- Embedding researchers within leaders’ professional organizations can help disseminate research in a timely manner. These members present regularly at association meetings and conferences. They also participate in committees, where they develop tools to inform ongoing leadership activities.
What these strategies have in common is that dissemination is not an afterthought. In fact, dissemination is not a good word for what these researchers are doing. A better word is engagement. Researchers are engaging educators throughout the process of research and development, not just at the end.
How can your findings be used to improve practitioner access to and use or consideration of research findings?
Many of the strategies for engagement involve educators engaging with various aspects of research directly. Years ago, Weiss and colleagues described this as its own form of research use, called process use. Engaging educators in the actual research process does something that is important for supporting research use, namely giving them time to make sense of research and its implications for their work.
We found evidence that involvement in RPPs for educators was helpful to their own policymaking and practice. More than three-quarters, for example, said that their external partners shaped the design of professional development, and many also said that their partnership helped to integrate newly developed practices in the partnership.
What are your plans for future work in this area?

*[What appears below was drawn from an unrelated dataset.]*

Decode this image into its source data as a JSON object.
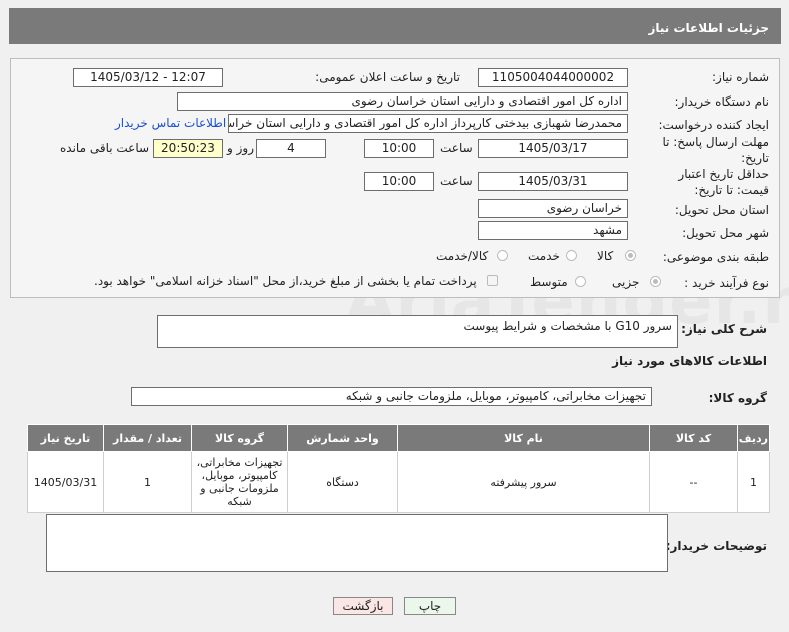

At present, NCRPP is involved in two exciting new projects. The first is a project funded by the William T. Grant Foundation, which focuses on developing and validating measures to assess the effectiveness of RPPs. We’re using a framework developed by Erin Henrick and colleagues to evaluate RPPs, and we’ve gathered survey and interview data from more than 60 RPPs. Our goal is to develop formative measures to help RPPs evaluate progress on each of the five dimensions of the framework.
The second project is funded by the Wallace Foundation to study and support equity-centered leadership and districts in forming partnerships with researchers as they develop and test strategies for creating equity-centered leadership pipelines. Both projects are being undertaken in collaboration with the National Network of Education Research-Practice Partnerships.
What do you see as the next steps for this field?
While it is tempting to suggest “more research is needed,” what is needed is an “evidence-informed” approach to evidence use—the application of what we already know about evidence use when it comes to policy and practice. That requires us to shift focus away from imagining that better, plain-language research briefs will help us improve research use. Instead, we need to encourage researchers to engage in more substantive ways with practice throughout the research process, to improve its relevance and timeliness.
We also need to embrace a broader conception of the kinds of evidence and information that can inform decision making, one that reflects the range of information that leaders currently use and could turn to. Of particular importance is considering the experiences of those students, families, and communities to whom we owe a great education debt as important sources for decision making. If we take a broader view of evidence, a new question emerges: How can we consider and integrate different sources of evidence in a way that is informed by values such as equity and justice into decision making? This is the sort of question I hope the field can pursue in the future.
Findings from the 2015 IES-funded Center for Research Use in Education (CRUE) at the University of Delaware will be highlighted in a blog in 2022. Stay tuned! If you have further questions, please contact Corinne.Alfeld@ed.gov.